As absurd as it may sound, it is not so absurd. Even for a religious Jew, the looseness of the society he lives within can even work in his favor for a time. For, in a society that says, “To each his own”, and “Do whatever you will, just as long as you don’t impose your set of values upon me,” there is room to be a frum Jew. In such a society that everyone is content to “live and let be,” there is room to set up a sub-culture that maintains traditional Torah values, as long as doing so does not interfere with the lifestyle of others.
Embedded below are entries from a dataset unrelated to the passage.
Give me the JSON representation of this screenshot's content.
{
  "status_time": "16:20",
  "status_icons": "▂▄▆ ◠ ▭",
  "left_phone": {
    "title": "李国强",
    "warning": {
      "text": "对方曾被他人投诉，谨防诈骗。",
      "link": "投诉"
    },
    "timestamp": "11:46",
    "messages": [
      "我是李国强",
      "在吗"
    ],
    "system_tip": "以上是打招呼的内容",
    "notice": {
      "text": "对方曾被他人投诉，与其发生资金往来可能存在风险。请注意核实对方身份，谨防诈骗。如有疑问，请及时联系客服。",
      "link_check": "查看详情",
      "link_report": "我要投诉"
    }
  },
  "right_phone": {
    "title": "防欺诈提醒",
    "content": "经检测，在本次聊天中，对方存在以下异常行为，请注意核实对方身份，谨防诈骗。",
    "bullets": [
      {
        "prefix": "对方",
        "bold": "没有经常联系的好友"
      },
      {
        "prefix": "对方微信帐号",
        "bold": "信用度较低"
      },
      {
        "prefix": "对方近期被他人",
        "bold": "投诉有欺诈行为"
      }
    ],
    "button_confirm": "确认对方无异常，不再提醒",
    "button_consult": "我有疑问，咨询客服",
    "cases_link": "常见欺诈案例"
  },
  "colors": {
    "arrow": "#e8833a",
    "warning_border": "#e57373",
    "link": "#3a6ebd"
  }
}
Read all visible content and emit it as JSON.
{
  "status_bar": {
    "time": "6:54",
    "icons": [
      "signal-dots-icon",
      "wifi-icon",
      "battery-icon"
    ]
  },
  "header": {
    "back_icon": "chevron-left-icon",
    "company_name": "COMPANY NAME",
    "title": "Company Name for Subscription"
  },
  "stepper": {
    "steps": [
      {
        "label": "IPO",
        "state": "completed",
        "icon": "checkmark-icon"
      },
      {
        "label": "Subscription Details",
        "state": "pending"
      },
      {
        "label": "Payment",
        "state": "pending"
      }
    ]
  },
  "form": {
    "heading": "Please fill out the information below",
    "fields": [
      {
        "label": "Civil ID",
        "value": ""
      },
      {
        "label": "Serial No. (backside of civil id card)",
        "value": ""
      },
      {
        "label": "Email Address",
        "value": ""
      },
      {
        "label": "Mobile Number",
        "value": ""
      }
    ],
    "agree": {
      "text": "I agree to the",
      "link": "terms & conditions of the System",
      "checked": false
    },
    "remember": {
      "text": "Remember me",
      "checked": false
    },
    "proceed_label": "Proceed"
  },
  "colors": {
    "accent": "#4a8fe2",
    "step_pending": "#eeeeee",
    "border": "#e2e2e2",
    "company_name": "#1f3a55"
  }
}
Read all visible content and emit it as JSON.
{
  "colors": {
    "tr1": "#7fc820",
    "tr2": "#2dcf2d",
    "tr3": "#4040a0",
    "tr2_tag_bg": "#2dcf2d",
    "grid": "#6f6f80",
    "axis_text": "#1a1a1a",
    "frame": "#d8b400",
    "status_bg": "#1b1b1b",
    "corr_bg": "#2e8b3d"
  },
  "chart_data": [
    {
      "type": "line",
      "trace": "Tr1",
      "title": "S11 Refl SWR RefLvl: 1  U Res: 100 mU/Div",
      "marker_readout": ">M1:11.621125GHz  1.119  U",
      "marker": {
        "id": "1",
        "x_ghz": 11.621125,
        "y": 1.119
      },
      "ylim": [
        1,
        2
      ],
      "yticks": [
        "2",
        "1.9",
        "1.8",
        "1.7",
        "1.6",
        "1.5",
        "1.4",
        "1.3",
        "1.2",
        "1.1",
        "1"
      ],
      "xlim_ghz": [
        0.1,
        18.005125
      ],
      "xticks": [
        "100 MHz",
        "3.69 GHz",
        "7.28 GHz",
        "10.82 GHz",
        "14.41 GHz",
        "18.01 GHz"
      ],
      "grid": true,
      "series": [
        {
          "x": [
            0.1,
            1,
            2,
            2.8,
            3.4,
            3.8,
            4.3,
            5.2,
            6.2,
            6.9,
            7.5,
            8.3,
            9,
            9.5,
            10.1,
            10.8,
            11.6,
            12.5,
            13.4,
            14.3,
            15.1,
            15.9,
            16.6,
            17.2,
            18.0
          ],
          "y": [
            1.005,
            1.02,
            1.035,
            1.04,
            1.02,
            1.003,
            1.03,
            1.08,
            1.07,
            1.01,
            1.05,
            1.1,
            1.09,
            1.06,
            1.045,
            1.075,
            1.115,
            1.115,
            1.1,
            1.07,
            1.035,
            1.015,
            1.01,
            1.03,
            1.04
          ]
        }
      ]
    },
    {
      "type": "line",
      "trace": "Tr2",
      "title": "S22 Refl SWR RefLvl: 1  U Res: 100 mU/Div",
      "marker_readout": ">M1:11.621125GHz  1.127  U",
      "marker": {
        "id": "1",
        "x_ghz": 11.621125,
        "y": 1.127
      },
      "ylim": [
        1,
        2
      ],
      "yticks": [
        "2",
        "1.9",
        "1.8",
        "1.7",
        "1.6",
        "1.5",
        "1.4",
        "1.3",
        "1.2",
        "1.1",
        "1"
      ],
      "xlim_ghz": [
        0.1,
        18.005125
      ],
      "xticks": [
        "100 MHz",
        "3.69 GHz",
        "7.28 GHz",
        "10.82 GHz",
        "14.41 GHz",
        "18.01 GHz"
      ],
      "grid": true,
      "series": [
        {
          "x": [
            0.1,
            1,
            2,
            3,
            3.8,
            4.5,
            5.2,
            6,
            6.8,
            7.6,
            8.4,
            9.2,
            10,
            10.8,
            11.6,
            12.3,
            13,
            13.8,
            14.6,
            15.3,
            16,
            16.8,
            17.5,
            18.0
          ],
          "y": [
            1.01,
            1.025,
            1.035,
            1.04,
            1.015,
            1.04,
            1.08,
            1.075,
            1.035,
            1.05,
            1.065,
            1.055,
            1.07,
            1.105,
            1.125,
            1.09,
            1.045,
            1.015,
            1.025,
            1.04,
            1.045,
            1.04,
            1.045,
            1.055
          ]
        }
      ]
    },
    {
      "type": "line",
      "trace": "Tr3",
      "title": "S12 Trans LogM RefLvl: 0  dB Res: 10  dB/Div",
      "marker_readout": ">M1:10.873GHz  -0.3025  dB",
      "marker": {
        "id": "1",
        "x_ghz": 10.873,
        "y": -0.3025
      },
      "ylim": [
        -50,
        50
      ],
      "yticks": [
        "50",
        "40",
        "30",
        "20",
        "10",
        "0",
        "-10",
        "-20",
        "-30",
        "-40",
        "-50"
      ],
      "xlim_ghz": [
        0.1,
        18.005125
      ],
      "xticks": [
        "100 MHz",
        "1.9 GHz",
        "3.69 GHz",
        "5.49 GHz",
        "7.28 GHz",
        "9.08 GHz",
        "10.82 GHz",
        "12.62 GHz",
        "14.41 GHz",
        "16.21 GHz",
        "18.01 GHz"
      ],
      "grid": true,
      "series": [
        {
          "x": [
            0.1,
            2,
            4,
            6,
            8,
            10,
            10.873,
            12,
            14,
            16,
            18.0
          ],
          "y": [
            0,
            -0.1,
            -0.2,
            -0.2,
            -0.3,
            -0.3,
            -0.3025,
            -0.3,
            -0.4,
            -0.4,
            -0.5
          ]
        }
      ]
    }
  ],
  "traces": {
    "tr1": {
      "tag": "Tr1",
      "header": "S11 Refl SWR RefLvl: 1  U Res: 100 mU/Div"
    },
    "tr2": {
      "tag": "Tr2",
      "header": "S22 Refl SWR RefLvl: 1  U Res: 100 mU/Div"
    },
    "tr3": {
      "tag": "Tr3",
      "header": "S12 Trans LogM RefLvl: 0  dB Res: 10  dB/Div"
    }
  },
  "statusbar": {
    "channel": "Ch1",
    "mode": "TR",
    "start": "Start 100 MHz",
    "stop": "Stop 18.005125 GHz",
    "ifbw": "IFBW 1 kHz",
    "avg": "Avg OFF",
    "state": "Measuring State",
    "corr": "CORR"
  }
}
Of course, the only trouble with such a society is when it falls apart. For, once a society built up by hekerut goes through difficult times, it begins to look for scapegoats. And, since it was not a society built upon justice, there is no one to make sure that once people start lashing out at others, that there is some kind of mechanism to stop them, to keep them in place. It is usually at that time that the freedom the Jew once depended upon starts to disappear, and dark times arrive, often with devastating effects.

SHABBAT DAY:

ד  וְהָֽאסַפְסֻף֙ אֲשֶׁ֣ר בְּקִרְבּ֔וֹ הִתְאַוּ֖וּ תַּֽאֲוָ֑ה וַיָּשֻׁ֣בוּ וַיִּבְכּ֗וּ גַּ֚ם בְּנֵ֣י יִשְׂרָאֵ֔ל וַיֹּ֣אמְר֔וּ מִ֥י יַֽאֲכִלֵ֖נוּ בָּשָֽׂר: 

ה  זָכַ֨רְנוּ֙ אֶת־הַדָּגָ֔ה אֲשֶׁר־נֹאכַ֥ל בְּמִצְרַ֖יִם חִנָּ֑ם אֵ֣ת הַקִּשֻּׁאִ֗ים וְאֵת֙ הָֽאֲבַטִּחִ֔